Entries shown |
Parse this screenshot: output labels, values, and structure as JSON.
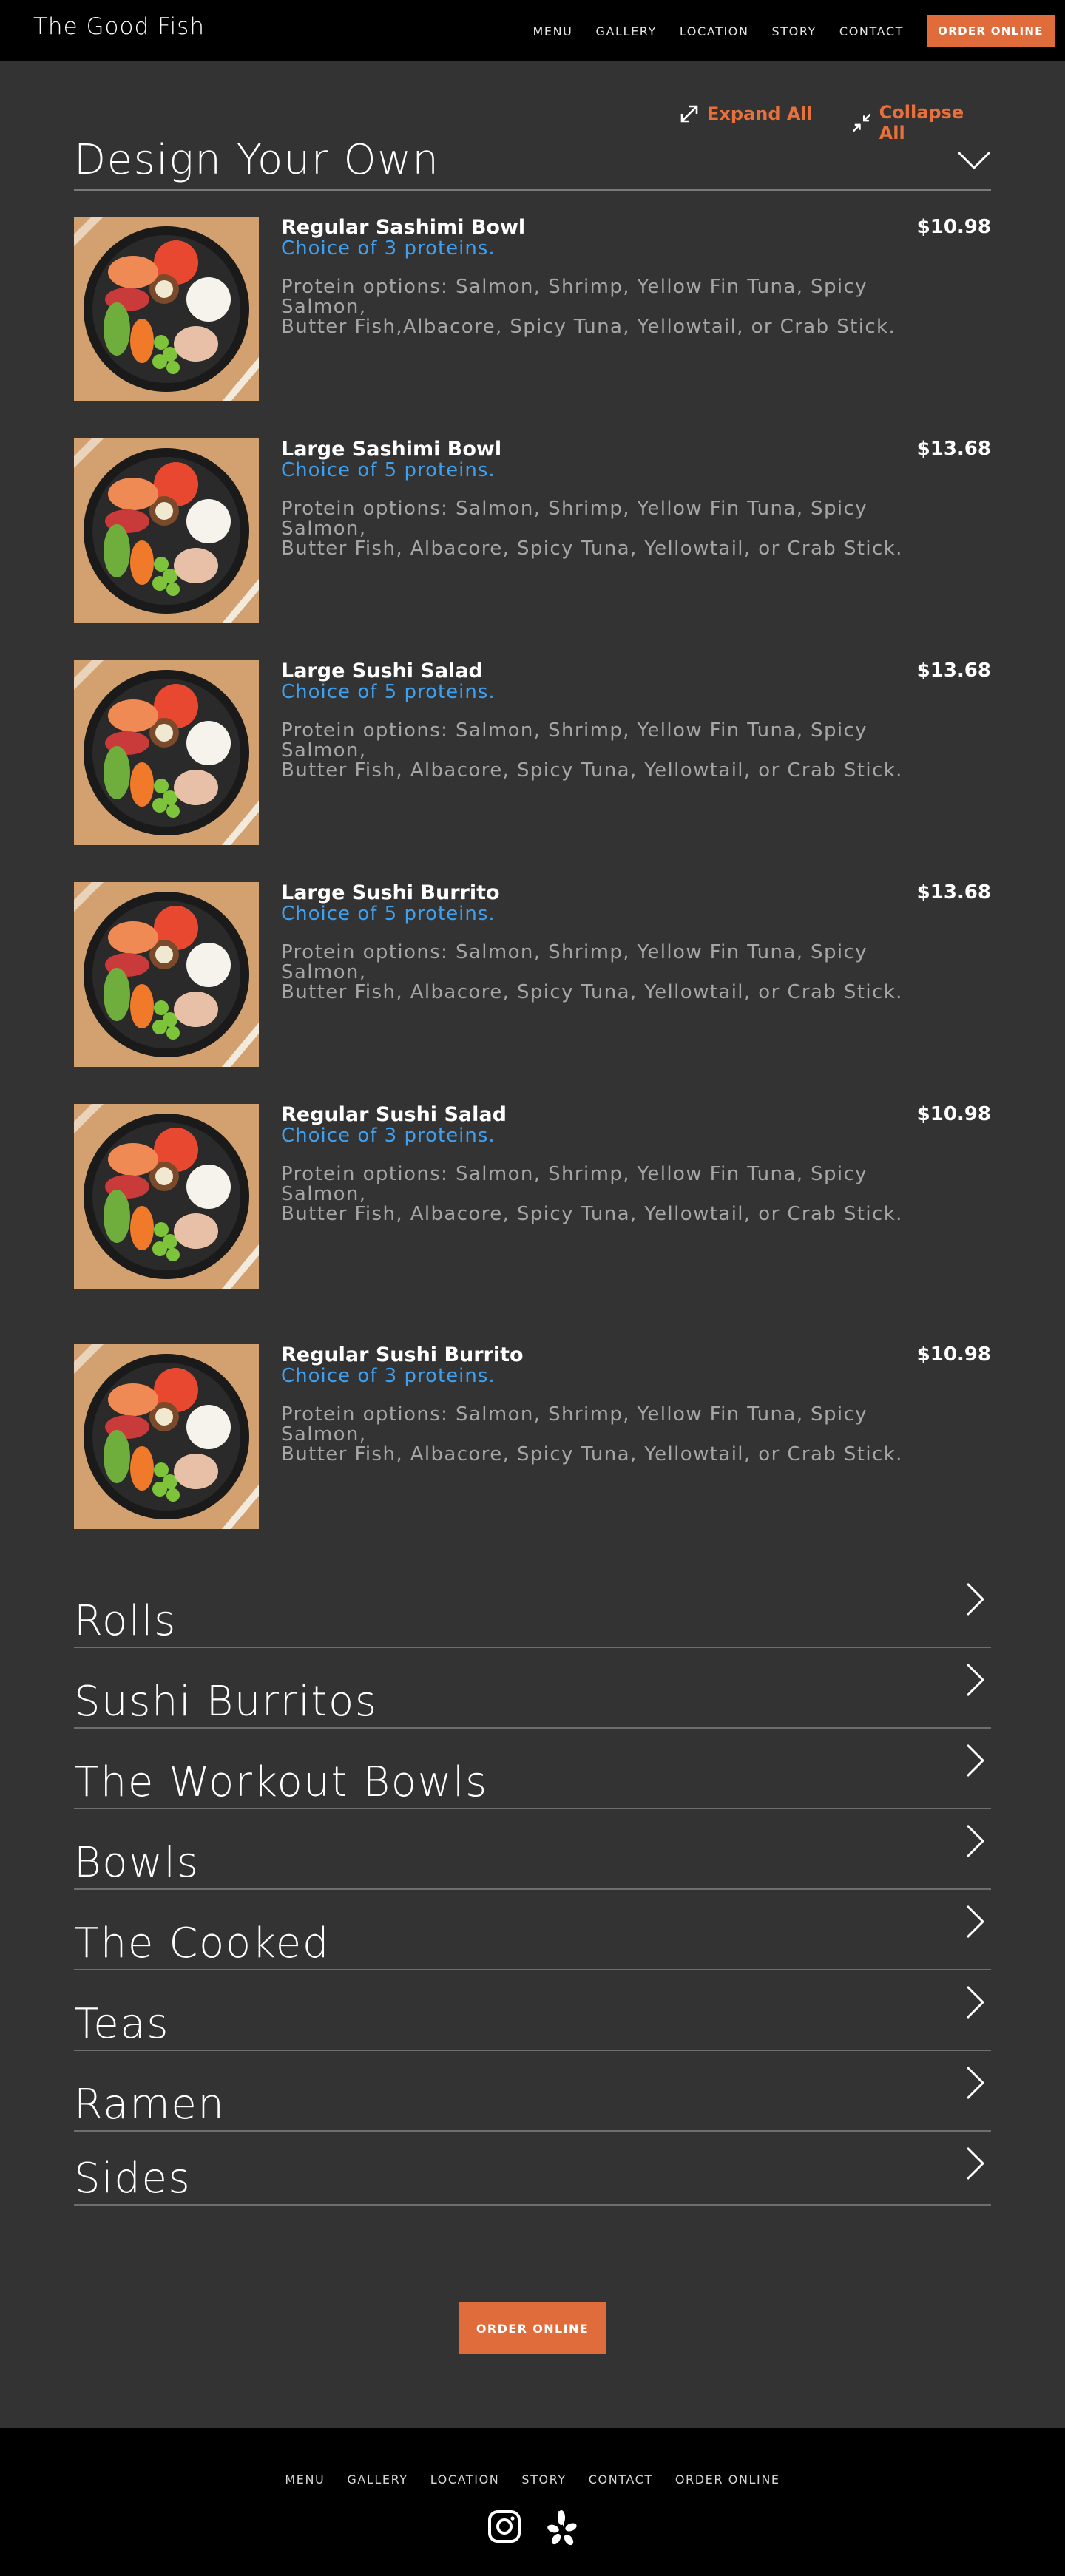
{
  "header": {
    "brand": "The Good Fish",
    "nav": [
      "MENU",
      "GALLERY",
      "LOCATION",
      "STORY",
      "CONTACT"
    ],
    "order_button": "ORDER ONLINE"
  },
  "controls": {
    "expand_all": "Expand All",
    "collapse_all": "Collapse All"
  },
  "open_section": {
    "title": "Design Your Own",
    "items": [
      {
        "name": "Regular Sashimi Bowl",
        "price": "$10.98",
        "subtitle": "Choice of 3 proteins.",
        "desc_line1": "Protein options: Salmon, Shrimp, Yellow Fin Tuna, Spicy Salmon,",
        "desc_line2": "Butter Fish,Albacore, Spicy Tuna, Yellowtail, or Crab Stick."
      },
      {
        "name": "Large Sashimi Bowl",
        "price": "$13.68",
        "subtitle": "Choice of 5 proteins.",
        "desc_line1": "Protein options: Salmon, Shrimp, Yellow Fin Tuna, Spicy Salmon,",
        "desc_line2": "Butter Fish, Albacore, Spicy Tuna, Yellowtail, or Crab Stick."
      },
      {
        "name": "Large Sushi Salad",
        "price": "$13.68",
        "subtitle": "Choice of 5 proteins.",
        "desc_line1": "Protein options: Salmon, Shrimp, Yellow Fin Tuna, Spicy Salmon,",
        "desc_line2": "Butter Fish, Albacore, Spicy Tuna, Yellowtail, or Crab Stick."
      },
      {
        "name": "Large Sushi Burrito",
        "price": "$13.68",
        "subtitle": "Choice of 5 proteins.",
        "desc_line1": "Protein options: Salmon, Shrimp, Yellow Fin Tuna, Spicy Salmon,",
        "desc_line2": "Butter Fish, Albacore, Spicy Tuna, Yellowtail, or Crab Stick."
      },
      {
        "name": "Regular Sushi Salad",
        "price": "$10.98",
        "subtitle": "Choice of 3 proteins.",
        "desc_line1": "Protein options: Salmon, Shrimp, Yellow Fin Tuna, Spicy Salmon,",
        "desc_line2": "Butter Fish, Albacore, Spicy Tuna, Yellowtail, or Crab Stick."
      },
      {
        "name": "Regular Sushi Burrito",
        "price": "$10.98",
        "subtitle": "Choice of 3 proteins.",
        "desc_line1": "Protein options: Salmon, Shrimp, Yellow Fin Tuna, Spicy Salmon,",
        "desc_line2": "Butter Fish, Albacore, Spicy Tuna, Yellowtail, or Crab Stick."
      }
    ]
  },
  "categories": [
    "Rolls",
    "Sushi Burritos",
    "The Workout Bowls",
    "Bowls",
    "The Cooked",
    "Teas",
    "Ramen",
    "Sides"
  ],
  "cta_button": "ORDER ONLINE",
  "footer": {
    "nav": [
      "MENU",
      "GALLERY",
      "LOCATION",
      "STORY",
      "CONTACT",
      "ORDER ONLINE"
    ],
    "social_icons": [
      "instagram-icon",
      "yelp-icon"
    ]
  },
  "colors": {
    "background": "#333333",
    "header_bg": "#000000",
    "accent": "#e06c3c",
    "subtitle": "#3ea0f0",
    "description": "#a6a6a6"
  }
}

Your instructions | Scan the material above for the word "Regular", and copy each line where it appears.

Result of this exercise |
        "name": "Regular Sashimi Bowl",
        "name": "Regular Sushi Salad",
        "name": "Regular Sushi Burrito",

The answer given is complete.